Given entries ▸
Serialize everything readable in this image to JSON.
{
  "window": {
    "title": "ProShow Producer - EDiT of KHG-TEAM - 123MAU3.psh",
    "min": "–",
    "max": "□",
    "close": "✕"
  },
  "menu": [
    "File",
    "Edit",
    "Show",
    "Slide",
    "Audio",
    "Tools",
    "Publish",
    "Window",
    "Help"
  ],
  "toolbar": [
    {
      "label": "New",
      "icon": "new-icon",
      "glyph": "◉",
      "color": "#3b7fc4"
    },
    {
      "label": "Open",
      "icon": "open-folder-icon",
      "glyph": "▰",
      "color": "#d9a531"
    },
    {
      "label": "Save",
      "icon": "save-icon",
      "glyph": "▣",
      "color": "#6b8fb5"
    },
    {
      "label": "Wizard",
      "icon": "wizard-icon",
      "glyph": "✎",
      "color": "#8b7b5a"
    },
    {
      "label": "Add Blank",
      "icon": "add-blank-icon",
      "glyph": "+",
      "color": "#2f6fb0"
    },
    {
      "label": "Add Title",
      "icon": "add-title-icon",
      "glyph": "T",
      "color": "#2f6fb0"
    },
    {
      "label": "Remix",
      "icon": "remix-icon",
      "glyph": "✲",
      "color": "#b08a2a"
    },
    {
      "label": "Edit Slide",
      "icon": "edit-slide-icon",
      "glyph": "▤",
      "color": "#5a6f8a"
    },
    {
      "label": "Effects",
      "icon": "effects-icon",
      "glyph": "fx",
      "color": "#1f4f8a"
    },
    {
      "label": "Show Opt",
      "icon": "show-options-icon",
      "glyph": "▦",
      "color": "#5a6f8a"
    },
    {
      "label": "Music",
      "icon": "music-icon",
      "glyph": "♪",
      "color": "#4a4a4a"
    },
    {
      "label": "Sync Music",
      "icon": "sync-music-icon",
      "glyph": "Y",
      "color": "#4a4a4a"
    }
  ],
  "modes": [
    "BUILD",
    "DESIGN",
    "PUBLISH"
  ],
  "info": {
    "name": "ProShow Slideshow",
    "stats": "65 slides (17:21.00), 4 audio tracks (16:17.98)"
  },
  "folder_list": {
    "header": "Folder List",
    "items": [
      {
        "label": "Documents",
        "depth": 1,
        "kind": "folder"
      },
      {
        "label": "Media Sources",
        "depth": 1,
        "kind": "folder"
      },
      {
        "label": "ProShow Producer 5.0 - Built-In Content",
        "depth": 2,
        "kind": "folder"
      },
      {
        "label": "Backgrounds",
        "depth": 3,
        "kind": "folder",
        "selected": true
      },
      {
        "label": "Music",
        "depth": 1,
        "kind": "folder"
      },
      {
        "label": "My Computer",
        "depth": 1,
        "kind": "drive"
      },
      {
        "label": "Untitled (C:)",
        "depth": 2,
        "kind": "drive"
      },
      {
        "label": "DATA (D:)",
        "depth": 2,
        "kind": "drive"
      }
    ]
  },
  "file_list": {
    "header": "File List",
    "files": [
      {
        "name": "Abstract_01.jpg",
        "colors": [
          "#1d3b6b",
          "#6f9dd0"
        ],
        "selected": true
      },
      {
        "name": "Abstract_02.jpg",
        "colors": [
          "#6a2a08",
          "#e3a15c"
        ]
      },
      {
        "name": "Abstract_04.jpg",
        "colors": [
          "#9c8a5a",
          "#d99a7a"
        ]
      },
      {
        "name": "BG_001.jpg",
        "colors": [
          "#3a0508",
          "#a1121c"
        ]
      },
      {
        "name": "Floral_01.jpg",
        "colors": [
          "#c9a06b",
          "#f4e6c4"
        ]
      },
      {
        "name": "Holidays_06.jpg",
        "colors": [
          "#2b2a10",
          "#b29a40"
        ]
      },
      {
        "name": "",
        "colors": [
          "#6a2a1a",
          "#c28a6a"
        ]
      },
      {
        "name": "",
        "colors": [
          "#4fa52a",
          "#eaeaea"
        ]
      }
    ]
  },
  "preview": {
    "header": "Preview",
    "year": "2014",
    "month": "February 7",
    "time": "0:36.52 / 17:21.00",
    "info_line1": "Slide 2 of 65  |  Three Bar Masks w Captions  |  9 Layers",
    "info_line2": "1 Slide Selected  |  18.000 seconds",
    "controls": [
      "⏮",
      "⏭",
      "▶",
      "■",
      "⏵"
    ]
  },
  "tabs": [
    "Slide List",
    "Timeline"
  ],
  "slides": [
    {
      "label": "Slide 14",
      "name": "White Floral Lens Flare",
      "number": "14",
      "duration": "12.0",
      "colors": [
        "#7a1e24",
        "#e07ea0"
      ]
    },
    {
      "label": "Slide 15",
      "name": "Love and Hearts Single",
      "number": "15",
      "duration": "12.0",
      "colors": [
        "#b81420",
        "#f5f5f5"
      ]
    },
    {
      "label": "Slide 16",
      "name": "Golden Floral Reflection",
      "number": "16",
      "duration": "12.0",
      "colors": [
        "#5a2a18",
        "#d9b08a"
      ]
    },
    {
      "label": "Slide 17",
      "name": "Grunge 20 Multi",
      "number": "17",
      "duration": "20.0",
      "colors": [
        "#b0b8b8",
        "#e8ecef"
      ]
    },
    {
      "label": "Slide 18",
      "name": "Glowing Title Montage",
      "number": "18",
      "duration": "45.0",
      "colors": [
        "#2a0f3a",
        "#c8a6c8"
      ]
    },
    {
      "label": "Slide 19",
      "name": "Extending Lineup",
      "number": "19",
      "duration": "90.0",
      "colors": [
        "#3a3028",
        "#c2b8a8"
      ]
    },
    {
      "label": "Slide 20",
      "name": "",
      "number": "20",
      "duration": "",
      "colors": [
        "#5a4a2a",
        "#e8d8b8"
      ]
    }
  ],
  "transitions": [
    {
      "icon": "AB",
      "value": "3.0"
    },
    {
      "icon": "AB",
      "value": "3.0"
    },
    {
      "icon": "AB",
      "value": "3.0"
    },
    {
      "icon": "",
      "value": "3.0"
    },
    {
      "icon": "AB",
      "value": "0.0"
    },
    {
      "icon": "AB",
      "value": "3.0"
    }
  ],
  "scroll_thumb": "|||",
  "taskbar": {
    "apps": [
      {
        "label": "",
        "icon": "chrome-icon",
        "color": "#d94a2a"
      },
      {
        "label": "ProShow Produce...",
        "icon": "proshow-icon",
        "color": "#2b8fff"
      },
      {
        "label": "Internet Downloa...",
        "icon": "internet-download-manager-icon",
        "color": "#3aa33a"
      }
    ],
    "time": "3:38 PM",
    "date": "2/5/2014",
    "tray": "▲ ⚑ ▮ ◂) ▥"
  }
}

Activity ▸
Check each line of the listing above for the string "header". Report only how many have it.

Response for this exercise ▸
3